[Exercise aim]
Drop the pictures, then repeat every record exactly as it stands.

[Dataset content]

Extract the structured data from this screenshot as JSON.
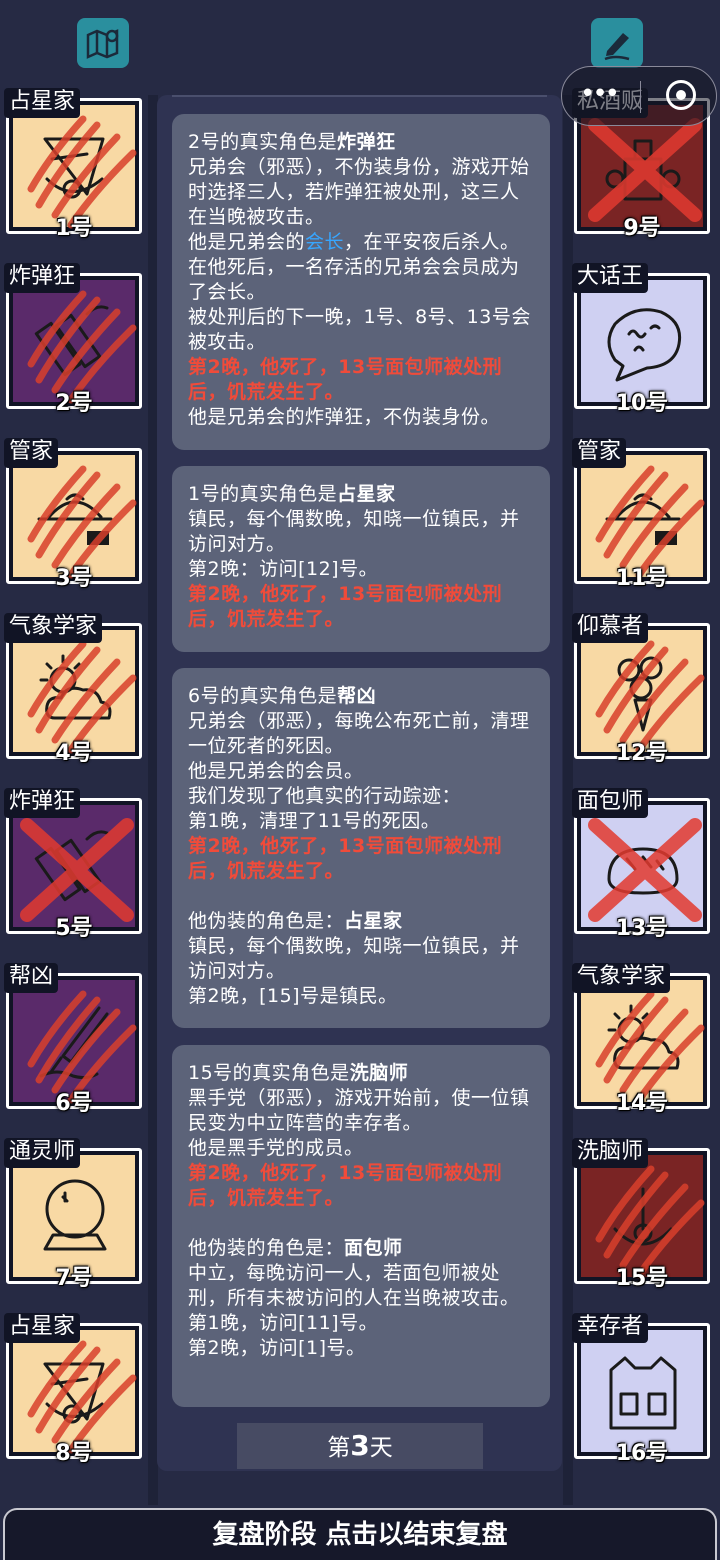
{
  "top": {
    "map_icon": "map-pin-icon",
    "edit_icon": "pen-edit-icon"
  },
  "capsule": {
    "more_icon": "more-dots-icon",
    "close_icon": "target-close-icon"
  },
  "left_cards": [
    {
      "label": "占星家",
      "num": "1号",
      "bg": "#f8d9a4",
      "icon": "sextant-icon",
      "state": "clawed"
    },
    {
      "label": "炸弹狂",
      "num": "2号",
      "bg": "#5a2a6a",
      "icon": "dynamite-icon",
      "state": "clawed"
    },
    {
      "label": "管家",
      "num": "3号",
      "bg": "#f8d9a4",
      "icon": "tray-icon",
      "state": "clawed"
    },
    {
      "label": "气象学家",
      "num": "4号",
      "bg": "#f8d9a4",
      "icon": "weather-icon",
      "state": "clawed"
    },
    {
      "label": "炸弹狂",
      "num": "5号",
      "bg": "#5a2a6a",
      "icon": "dynamite-icon",
      "state": "crossed"
    },
    {
      "label": "帮凶",
      "num": "6号",
      "bg": "#5a2a6a",
      "icon": "knife-icon",
      "state": "clawed"
    },
    {
      "label": "通灵师",
      "num": "7号",
      "bg": "#f8d9a4",
      "icon": "crystal-ball-icon",
      "state": "alive"
    },
    {
      "label": "占星家",
      "num": "8号",
      "bg": "#f8d9a4",
      "icon": "sextant-icon",
      "state": "clawed"
    }
  ],
  "right_cards": [
    {
      "label": "私酒贩",
      "num": "9号",
      "bg": "#7a2424",
      "icon": "bottle-icon",
      "state": "crossed"
    },
    {
      "label": "大话王",
      "num": "10号",
      "bg": "#cfd0f2",
      "icon": "speech-bubble-icon",
      "state": "alive"
    },
    {
      "label": "管家",
      "num": "11号",
      "bg": "#f8d9a4",
      "icon": "tray-icon",
      "state": "clawed"
    },
    {
      "label": "仰慕者",
      "num": "12号",
      "bg": "#f8d9a4",
      "icon": "bouquet-icon",
      "state": "clawed"
    },
    {
      "label": "面包师",
      "num": "13号",
      "bg": "#cfd0f2",
      "icon": "bread-icon",
      "state": "crossed"
    },
    {
      "label": "气象学家",
      "num": "14号",
      "bg": "#f8d9a4",
      "icon": "weather-icon",
      "state": "clawed"
    },
    {
      "label": "洗脑师",
      "num": "15号",
      "bg": "#7a2424",
      "icon": "pendulum-icon",
      "state": "clawed"
    },
    {
      "label": "幸存者",
      "num": "16号",
      "bg": "#cfd0f2",
      "icon": "vest-icon",
      "state": "alive"
    }
  ],
  "entries": [
    {
      "lines": [
        {
          "parts": [
            {
              "t": "2号的真实角色是"
            },
            {
              "t": "炸弹狂",
              "c": "b"
            }
          ]
        },
        {
          "parts": [
            {
              "t": "兄弟会（邪恶），不伪装身份，游戏开始时选择三人，若炸弹狂被处刑，这三人在当晚被攻击。"
            }
          ]
        },
        {
          "parts": [
            {
              "t": "他是兄弟会的"
            },
            {
              "t": "会长",
              "c": "blue"
            },
            {
              "t": "，在平安夜后杀人。在他死后，一名存活的兄弟会会员成为了会长。"
            }
          ]
        },
        {
          "parts": [
            {
              "t": "被处刑后的下一晚，1号、8号、13号会被攻击。"
            }
          ]
        },
        {
          "parts": [
            {
              "t": "第2晚，他死了，13号面包师被处刑后，饥荒发生了。",
              "c": "red"
            }
          ]
        },
        {
          "parts": [
            {
              "t": "他是兄弟会的炸弹狂，不伪装身份。"
            }
          ]
        }
      ]
    },
    {
      "lines": [
        {
          "parts": [
            {
              "t": "1号的真实角色是"
            },
            {
              "t": "占星家",
              "c": "b"
            }
          ]
        },
        {
          "parts": [
            {
              "t": "镇民，每个偶数晚，知晓一位镇民，并访问对方。"
            }
          ]
        },
        {
          "parts": [
            {
              "t": "第2晚：访问[12]号。"
            }
          ]
        },
        {
          "parts": [
            {
              "t": "第2晚，他死了，13号面包师被处刑后，饥荒发生了。",
              "c": "red"
            }
          ]
        }
      ]
    },
    {
      "lines": [
        {
          "parts": [
            {
              "t": "6号的真实角色是"
            },
            {
              "t": "帮凶",
              "c": "b"
            }
          ]
        },
        {
          "parts": [
            {
              "t": "兄弟会（邪恶），每晚公布死亡前，清理一位死者的死因。"
            }
          ]
        },
        {
          "parts": [
            {
              "t": "他是兄弟会的会员。"
            }
          ]
        },
        {
          "parts": [
            {
              "t": "我们发现了他真实的行动踪迹："
            }
          ]
        },
        {
          "parts": [
            {
              "t": "第1晚，清理了11号的死因。"
            }
          ]
        },
        {
          "parts": [
            {
              "t": "第2晚，他死了，13号面包师被处刑后，饥荒发生了。",
              "c": "red"
            }
          ]
        },
        {
          "gap": true
        },
        {
          "parts": [
            {
              "t": "他伪装的角色是："
            },
            {
              "t": "占星家",
              "c": "b"
            }
          ]
        },
        {
          "parts": [
            {
              "t": "镇民，每个偶数晚，知晓一位镇民，并访问对方。"
            }
          ]
        },
        {
          "parts": [
            {
              "t": "第2晚，[15]号是镇民。"
            }
          ]
        }
      ]
    },
    {
      "lines": [
        {
          "parts": [
            {
              "t": "15号的真实角色是"
            },
            {
              "t": "洗脑师",
              "c": "b"
            }
          ]
        },
        {
          "parts": [
            {
              "t": "黑手党（邪恶），游戏开始前，使一位镇民变为中立阵营的幸存者。"
            }
          ]
        },
        {
          "parts": [
            {
              "t": "他是黑手党的成员。"
            }
          ]
        },
        {
          "parts": [
            {
              "t": "第2晚，他死了，13号面包师被处刑后，饥荒发生了。",
              "c": "red"
            }
          ]
        },
        {
          "gap": true
        },
        {
          "parts": [
            {
              "t": "他伪装的角色是："
            },
            {
              "t": "面包师",
              "c": "b"
            }
          ]
        },
        {
          "parts": [
            {
              "t": "中立，每晚访问一人，若面包师被处刑，所有未被访问的人在当晚被攻击。"
            }
          ]
        },
        {
          "parts": [
            {
              "t": "第1晚，访问[11]号。"
            }
          ]
        },
        {
          "parts": [
            {
              "t": "第2晚，访问[1]号。"
            }
          ]
        }
      ]
    }
  ],
  "day": {
    "prefix": "第",
    "number": "3",
    "suffix": "天"
  },
  "bottom_bar": "复盘阶段 点击以结束复盘"
}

[Response to this task]
Extract the structured data from this screenshot as JSON.
{
  "top": {
    "map_icon": "map-pin-icon",
    "edit_icon": "pen-edit-icon"
  },
  "capsule": {
    "more_icon": "more-dots-icon",
    "close_icon": "target-close-icon"
  },
  "left_cards": [
    {
      "label": "占星家",
      "num": "1号",
      "bg": "#f8d9a4",
      "icon": "sextant-icon",
      "state": "clawed"
    },
    {
      "label": "炸弹狂",
      "num": "2号",
      "bg": "#5a2a6a",
      "icon": "dynamite-icon",
      "state": "clawed"
    },
    {
      "label": "管家",
      "num": "3号",
      "bg": "#f8d9a4",
      "icon": "tray-icon",
      "state": "clawed"
    },
    {
      "label": "气象学家",
      "num": "4号",
      "bg": "#f8d9a4",
      "icon": "weather-icon",
      "state": "clawed"
    },
    {
      "label": "炸弹狂",
      "num": "5号",
      "bg": "#5a2a6a",
      "icon": "dynamite-icon",
      "state": "crossed"
    },
    {
      "label": "帮凶",
      "num": "6号",
      "bg": "#5a2a6a",
      "icon": "knife-icon",
      "state": "clawed"
    },
    {
      "label": "通灵师",
      "num": "7号",
      "bg": "#f8d9a4",
      "icon": "crystal-ball-icon",
      "state": "alive"
    },
    {
      "label": "占星家",
      "num": "8号",
      "bg": "#f8d9a4",
      "icon": "sextant-icon",
      "state": "clawed"
    }
  ],
  "right_cards": [
    {
      "label": "私酒贩",
      "num": "9号",
      "bg": "#7a2424",
      "icon": "bottle-icon",
      "state": "crossed"
    },
    {
      "label": "大话王",
      "num": "10号",
      "bg": "#cfd0f2",
      "icon": "speech-bubble-icon",
      "state": "alive"
    },
    {
      "label": "管家",
      "num": "11号",
      "bg": "#f8d9a4",
      "icon": "tray-icon",
      "state": "clawed"
    },
    {
      "label": "仰慕者",
      "num": "12号",
      "bg": "#f8d9a4",
      "icon": "bouquet-icon",
      "state": "clawed"
    },
    {
      "label": "面包师",
      "num": "13号",
      "bg": "#cfd0f2",
      "icon": "bread-icon",
      "state": "crossed"
    },
    {
      "label": "气象学家",
      "num": "14号",
      "bg": "#f8d9a4",
      "icon": "weather-icon",
      "state": "clawed"
    },
    {
      "label": "洗脑师",
      "num": "15号",
      "bg": "#7a2424",
      "icon": "pendulum-icon",
      "state": "clawed"
    },
    {
      "label": "幸存者",
      "num": "16号",
      "bg": "#cfd0f2",
      "icon": "vest-icon",
      "state": "alive"
    }
  ],
  "entries": [
    {
      "lines": [
        {
          "parts": [
            {
              "t": "2号的真实角色是"
            },
            {
              "t": "炸弹狂",
              "c": "b"
            }
          ]
        },
        {
          "parts": [
            {
              "t": "兄弟会（邪恶），不伪装身份，游戏开始时选择三人，若炸弹狂被处刑，这三人在当晚被攻击。"
            }
          ]
        },
        {
          "parts": [
            {
              "t": "他是兄弟会的"
            },
            {
              "t": "会长",
              "c": "blue"
            },
            {
              "t": "，在平安夜后杀人。在他死后，一名存活的兄弟会会员成为了会长。"
            }
          ]
        },
        {
          "parts": [
            {
              "t": "被处刑后的下一晚，1号、8号、13号会被攻击。"
            }
          ]
        },
        {
          "parts": [
            {
              "t": "第2晚，他死了，13号面包师被处刑后，饥荒发生了。",
              "c": "red"
            }
          ]
        },
        {
          "parts": [
            {
              "t": "他是兄弟会的炸弹狂，不伪装身份。"
            }
          ]
        }
      ]
    },
    {
      "lines": [
        {
          "parts": [
            {
              "t": "1号的真实角色是"
            },
            {
              "t": "占星家",
              "c": "b"
            }
          ]
        },
        {
          "parts": [
            {
              "t": "镇民，每个偶数晚，知晓一位镇民，并访问对方。"
            }
          ]
        },
        {
          "parts": [
            {
              "t": "第2晚：访问[12]号。"
            }
          ]
        },
        {
          "parts": [
            {
              "t": "第2晚，他死了，13号面包师被处刑后，饥荒发生了。",
              "c": "red"
            }
          ]
        }
      ]
    },
    {
      "lines": [
        {
          "parts": [
            {
              "t": "6号的真实角色是"
            },
            {
              "t": "帮凶",
              "c": "b"
            }
          ]
        },
        {
          "parts": [
            {
              "t": "兄弟会（邪恶），每晚公布死亡前，清理一位死者的死因。"
            }
          ]
        },
        {
          "parts": [
            {
              "t": "他是兄弟会的会员。"
            }
          ]
        },
        {
          "parts": [
            {
              "t": "我们发现了他真实的行动踪迹："
            }
          ]
        },
        {
          "parts": [
            {
              "t": "第1晚，清理了11号的死因。"
            }
          ]
        },
        {
          "parts": [
            {
              "t": "第2晚，他死了，13号面包师被处刑后，饥荒发生了。",
              "c": "red"
            }
          ]
        },
        {
          "gap": true
        },
        {
          "parts": [
            {
              "t": "他伪装的角色是："
            },
            {
              "t": "占星家",
              "c": "b"
            }
          ]
        },
        {
          "parts": [
            {
              "t": "镇民，每个偶数晚，知晓一位镇民，并访问对方。"
            }
          ]
        },
        {
          "parts": [
            {
              "t": "第2晚，[15]号是镇民。"
            }
          ]
        }
      ]
    },
    {
      "lines": [
        {
          "parts": [
            {
              "t": "15号的真实角色是"
            },
            {
              "t": "洗脑师",
              "c": "b"
            }
          ]
        },
        {
          "parts": [
            {
              "t": "黑手党（邪恶），游戏开始前，使一位镇民变为中立阵营的幸存者。"
            }
          ]
        },
        {
          "parts": [
            {
              "t": "他是黑手党的成员。"
            }
          ]
        },
        {
          "parts": [
            {
              "t": "第2晚，他死了，13号面包师被处刑后，饥荒发生了。",
              "c": "red"
            }
          ]
        },
        {
          "gap": true
        },
        {
          "parts": [
            {
              "t": "他伪装的角色是："
            },
            {
              "t": "面包师",
              "c": "b"
            }
          ]
        },
        {
          "parts": [
            {
              "t": "中立，每晚访问一人，若面包师被处刑，所有未被访问的人在当晚被攻击。"
            }
          ]
        },
        {
          "parts": [
            {
              "t": "第1晚，访问[11]号。"
            }
          ]
        },
        {
          "parts": [
            {
              "t": "第2晚，访问[1]号。"
            }
          ]
        }
      ]
    }
  ],
  "day": {
    "prefix": "第",
    "number": "3",
    "suffix": "天"
  },
  "bottom_bar": "复盘阶段 点击以结束复盘"
}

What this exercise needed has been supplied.